• **EXERCISE PROMPT**
Among the lines below, which ones contain the word "main"? Copy every such line.

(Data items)

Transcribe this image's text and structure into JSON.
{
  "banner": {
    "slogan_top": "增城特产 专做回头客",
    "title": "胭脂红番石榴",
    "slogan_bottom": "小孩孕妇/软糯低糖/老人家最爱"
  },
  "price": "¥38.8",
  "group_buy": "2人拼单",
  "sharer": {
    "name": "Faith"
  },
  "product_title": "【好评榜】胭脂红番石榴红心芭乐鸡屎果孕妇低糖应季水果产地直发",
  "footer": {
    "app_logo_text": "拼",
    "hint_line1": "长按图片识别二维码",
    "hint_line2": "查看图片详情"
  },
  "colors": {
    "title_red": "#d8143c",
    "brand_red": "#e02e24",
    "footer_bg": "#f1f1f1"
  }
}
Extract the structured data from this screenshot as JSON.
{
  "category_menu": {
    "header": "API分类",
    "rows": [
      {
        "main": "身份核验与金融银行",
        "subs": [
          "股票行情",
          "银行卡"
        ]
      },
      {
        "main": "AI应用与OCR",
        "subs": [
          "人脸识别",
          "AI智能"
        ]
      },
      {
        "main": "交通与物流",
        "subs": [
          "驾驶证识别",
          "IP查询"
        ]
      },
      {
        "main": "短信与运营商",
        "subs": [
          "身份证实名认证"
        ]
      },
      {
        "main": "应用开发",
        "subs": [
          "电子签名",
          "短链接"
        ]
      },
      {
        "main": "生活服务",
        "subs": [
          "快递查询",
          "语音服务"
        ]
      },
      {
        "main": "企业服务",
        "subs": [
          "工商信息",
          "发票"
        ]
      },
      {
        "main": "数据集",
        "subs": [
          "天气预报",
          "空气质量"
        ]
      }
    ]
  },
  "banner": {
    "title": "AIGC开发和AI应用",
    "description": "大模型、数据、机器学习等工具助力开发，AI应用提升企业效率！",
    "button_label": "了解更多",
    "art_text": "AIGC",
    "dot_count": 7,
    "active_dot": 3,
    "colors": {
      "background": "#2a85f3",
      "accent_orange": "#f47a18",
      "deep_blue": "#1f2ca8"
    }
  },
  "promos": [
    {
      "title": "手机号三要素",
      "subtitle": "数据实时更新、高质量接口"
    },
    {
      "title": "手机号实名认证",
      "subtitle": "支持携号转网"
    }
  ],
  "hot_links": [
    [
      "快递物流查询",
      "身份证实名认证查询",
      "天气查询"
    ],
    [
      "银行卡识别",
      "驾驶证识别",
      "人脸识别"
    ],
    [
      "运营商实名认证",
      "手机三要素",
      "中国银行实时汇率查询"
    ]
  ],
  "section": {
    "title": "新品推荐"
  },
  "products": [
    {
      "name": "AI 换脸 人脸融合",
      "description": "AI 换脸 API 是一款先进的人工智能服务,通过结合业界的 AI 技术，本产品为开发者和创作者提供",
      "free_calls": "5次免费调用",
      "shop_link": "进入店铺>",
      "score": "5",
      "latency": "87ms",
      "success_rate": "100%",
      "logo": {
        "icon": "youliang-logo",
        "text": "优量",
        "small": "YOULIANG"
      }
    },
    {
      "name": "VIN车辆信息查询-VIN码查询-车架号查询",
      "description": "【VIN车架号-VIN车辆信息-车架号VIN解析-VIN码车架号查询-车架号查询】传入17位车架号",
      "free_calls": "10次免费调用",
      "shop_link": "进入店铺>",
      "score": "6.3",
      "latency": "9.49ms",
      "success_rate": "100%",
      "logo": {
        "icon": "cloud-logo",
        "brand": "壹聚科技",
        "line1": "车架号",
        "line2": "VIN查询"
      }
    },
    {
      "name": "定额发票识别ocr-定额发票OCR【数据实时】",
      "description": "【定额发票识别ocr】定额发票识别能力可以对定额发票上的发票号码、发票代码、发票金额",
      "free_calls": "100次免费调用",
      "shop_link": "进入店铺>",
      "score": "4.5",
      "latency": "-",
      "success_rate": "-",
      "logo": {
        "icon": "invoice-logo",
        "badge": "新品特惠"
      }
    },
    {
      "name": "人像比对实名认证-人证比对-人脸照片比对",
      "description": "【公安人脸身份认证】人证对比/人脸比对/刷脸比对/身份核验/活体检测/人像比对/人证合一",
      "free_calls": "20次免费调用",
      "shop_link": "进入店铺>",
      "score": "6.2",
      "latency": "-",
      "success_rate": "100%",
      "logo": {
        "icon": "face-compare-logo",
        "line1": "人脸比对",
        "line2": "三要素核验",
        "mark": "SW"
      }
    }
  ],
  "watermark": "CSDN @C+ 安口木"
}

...

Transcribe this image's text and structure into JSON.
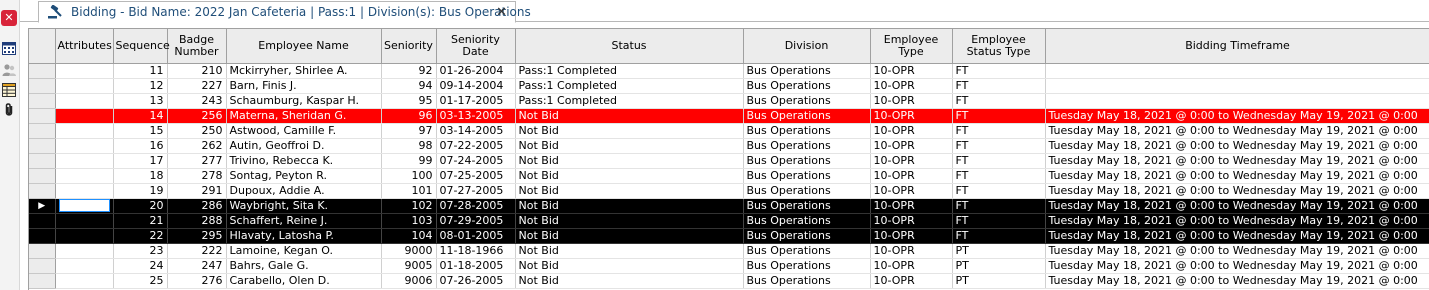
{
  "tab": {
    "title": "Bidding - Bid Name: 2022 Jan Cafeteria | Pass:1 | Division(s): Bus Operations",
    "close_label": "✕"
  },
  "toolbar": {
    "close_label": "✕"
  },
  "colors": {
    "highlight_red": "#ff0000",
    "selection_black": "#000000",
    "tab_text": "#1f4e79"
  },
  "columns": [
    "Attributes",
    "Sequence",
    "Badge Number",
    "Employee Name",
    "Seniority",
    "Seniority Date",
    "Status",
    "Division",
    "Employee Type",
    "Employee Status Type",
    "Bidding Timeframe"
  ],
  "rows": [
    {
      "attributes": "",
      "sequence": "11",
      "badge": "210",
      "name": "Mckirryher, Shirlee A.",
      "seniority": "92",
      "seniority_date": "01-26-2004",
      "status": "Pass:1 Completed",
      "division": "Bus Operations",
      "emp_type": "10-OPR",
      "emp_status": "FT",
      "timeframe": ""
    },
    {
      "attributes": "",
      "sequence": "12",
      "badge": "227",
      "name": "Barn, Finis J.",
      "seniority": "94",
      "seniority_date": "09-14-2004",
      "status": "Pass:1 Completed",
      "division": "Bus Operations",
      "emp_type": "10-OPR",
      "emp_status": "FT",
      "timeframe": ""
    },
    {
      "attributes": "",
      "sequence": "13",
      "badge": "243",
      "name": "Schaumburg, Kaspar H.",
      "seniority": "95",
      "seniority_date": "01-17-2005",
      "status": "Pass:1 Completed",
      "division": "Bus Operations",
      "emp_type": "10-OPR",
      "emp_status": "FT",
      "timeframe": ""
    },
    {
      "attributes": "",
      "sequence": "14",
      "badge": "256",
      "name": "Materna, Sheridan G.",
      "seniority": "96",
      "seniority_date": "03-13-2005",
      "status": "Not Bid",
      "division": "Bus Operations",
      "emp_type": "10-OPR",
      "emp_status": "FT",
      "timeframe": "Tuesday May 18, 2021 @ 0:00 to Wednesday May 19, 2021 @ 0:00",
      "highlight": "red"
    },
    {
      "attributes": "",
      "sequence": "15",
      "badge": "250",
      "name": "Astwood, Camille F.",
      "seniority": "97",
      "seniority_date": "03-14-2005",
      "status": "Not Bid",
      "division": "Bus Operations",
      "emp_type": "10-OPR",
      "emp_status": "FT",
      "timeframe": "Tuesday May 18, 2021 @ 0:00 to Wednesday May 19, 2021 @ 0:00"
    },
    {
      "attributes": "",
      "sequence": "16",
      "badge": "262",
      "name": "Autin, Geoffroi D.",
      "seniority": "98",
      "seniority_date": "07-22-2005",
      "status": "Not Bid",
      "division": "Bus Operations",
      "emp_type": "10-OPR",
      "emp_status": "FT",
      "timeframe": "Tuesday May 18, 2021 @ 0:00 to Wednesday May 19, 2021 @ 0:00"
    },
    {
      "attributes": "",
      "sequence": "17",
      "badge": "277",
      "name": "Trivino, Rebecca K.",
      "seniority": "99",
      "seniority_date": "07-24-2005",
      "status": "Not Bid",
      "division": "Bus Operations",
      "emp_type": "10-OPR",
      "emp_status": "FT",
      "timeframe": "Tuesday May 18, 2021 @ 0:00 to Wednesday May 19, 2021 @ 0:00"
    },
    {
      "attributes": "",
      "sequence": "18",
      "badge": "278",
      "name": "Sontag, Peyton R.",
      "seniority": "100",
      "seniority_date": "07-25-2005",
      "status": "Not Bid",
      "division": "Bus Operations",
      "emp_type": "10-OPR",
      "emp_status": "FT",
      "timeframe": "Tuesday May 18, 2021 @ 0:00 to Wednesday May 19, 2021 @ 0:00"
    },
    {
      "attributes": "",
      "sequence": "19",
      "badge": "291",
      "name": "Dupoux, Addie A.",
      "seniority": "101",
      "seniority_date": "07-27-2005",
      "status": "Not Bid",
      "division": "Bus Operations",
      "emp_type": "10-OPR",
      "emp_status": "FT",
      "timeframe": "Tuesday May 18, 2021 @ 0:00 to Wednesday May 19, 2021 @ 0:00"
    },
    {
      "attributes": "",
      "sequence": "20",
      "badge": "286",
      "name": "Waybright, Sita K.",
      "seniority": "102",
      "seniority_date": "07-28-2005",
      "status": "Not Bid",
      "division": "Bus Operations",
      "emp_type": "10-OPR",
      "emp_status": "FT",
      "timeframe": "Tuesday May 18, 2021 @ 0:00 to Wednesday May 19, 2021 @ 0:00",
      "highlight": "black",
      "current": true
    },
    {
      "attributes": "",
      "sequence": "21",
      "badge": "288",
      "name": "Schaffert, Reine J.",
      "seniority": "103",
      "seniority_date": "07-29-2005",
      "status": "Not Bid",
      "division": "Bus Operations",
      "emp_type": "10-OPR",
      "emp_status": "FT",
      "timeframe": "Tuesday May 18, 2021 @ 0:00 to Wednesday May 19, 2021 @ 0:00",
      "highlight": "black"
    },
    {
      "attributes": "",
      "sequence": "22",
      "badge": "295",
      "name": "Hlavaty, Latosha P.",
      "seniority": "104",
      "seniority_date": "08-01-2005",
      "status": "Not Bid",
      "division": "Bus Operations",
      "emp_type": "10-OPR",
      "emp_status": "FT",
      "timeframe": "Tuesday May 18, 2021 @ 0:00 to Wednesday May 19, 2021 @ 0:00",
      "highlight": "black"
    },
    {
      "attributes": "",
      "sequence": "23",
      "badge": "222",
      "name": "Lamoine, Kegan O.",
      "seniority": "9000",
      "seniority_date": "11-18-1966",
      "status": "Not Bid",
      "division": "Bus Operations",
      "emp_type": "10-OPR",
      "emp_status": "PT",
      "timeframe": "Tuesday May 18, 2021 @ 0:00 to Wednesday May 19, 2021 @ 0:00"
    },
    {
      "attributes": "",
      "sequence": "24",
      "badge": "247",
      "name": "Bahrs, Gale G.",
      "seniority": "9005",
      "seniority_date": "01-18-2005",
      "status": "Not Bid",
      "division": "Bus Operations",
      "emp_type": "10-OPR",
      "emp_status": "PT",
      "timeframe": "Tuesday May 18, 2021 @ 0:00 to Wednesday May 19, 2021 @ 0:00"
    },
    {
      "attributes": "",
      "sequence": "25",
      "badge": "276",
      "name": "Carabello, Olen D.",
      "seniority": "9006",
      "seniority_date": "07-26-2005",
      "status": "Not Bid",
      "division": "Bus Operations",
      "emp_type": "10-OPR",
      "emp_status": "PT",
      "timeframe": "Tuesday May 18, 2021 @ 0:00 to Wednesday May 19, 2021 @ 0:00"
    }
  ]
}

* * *

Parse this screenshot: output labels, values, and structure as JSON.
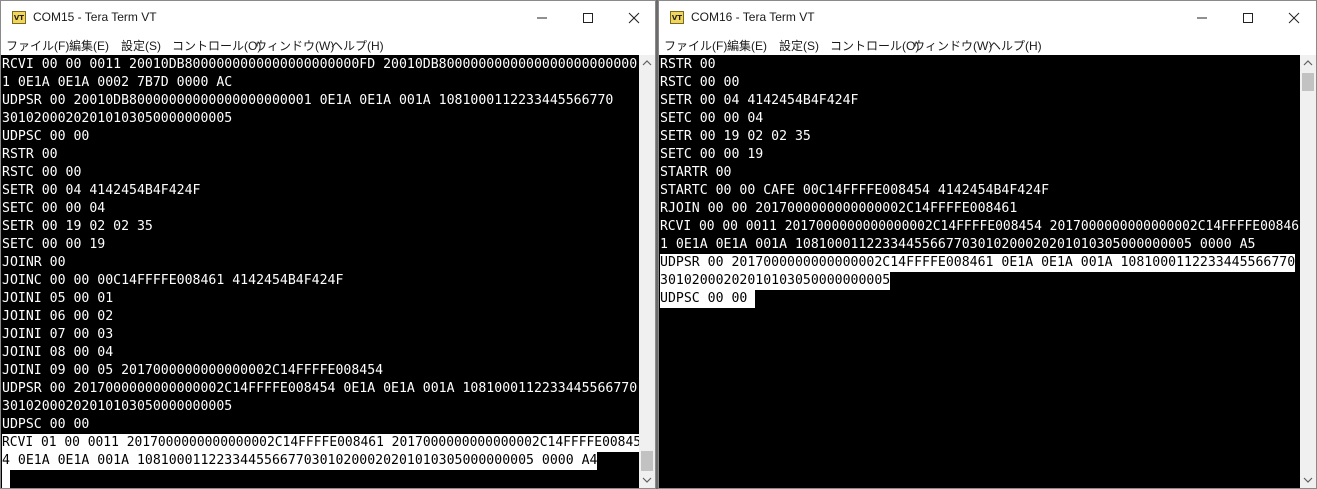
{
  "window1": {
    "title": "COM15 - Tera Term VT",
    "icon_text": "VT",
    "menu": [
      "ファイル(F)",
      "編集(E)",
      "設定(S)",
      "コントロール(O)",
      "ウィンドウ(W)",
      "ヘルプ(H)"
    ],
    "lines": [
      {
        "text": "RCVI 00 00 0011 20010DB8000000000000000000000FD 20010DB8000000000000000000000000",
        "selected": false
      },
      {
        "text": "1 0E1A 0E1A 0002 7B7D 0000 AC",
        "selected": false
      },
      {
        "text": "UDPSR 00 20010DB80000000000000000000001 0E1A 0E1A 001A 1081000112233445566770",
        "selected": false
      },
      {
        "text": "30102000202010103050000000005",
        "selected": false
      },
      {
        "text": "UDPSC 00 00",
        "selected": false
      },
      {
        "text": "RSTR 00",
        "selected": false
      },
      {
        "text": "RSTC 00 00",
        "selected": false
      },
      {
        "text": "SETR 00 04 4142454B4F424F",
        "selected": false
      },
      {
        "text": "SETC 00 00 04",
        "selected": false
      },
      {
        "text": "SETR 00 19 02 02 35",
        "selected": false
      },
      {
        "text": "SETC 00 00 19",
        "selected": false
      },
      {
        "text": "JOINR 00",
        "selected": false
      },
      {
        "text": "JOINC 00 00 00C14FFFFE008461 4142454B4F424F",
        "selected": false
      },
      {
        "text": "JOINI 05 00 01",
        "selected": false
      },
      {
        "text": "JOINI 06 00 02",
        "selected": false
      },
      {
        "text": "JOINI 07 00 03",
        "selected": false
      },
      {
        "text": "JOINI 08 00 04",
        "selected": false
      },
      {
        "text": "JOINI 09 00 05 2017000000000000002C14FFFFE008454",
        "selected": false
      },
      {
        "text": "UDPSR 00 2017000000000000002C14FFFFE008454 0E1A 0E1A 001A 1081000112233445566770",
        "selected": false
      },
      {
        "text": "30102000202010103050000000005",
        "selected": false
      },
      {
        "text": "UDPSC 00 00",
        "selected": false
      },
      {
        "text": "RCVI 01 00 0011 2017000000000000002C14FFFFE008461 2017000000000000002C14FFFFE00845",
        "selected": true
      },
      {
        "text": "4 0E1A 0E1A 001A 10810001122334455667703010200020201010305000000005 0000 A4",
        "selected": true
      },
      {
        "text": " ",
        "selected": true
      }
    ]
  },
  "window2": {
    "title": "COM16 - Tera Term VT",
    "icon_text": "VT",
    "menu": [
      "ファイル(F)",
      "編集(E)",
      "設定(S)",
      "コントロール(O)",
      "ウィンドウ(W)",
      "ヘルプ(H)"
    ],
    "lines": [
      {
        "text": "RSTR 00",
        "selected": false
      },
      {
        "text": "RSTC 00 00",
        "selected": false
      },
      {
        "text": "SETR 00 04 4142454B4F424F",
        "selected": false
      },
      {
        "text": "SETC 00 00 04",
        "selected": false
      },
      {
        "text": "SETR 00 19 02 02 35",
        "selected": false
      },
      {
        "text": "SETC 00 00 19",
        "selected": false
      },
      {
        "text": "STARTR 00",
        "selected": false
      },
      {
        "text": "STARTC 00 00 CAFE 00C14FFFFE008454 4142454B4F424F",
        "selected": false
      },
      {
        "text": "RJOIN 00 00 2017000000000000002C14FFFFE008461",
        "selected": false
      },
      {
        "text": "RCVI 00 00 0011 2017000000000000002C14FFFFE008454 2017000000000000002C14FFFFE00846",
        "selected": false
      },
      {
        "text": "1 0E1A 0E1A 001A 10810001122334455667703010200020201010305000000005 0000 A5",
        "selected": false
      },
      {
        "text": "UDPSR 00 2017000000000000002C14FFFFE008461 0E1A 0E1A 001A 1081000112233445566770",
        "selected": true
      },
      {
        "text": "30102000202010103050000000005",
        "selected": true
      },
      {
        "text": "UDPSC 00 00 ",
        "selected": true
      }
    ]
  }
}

• **FINISHED TASK**
        "main": "身份核验与金融银行",
        "main": "AI应用与OCR",
        "main": "交通与物流",
        "main": "短信与运营商",
        "main": "应用开发",
        "main": "生活服务",
        "main": "企业服务",
        "main": "数据集",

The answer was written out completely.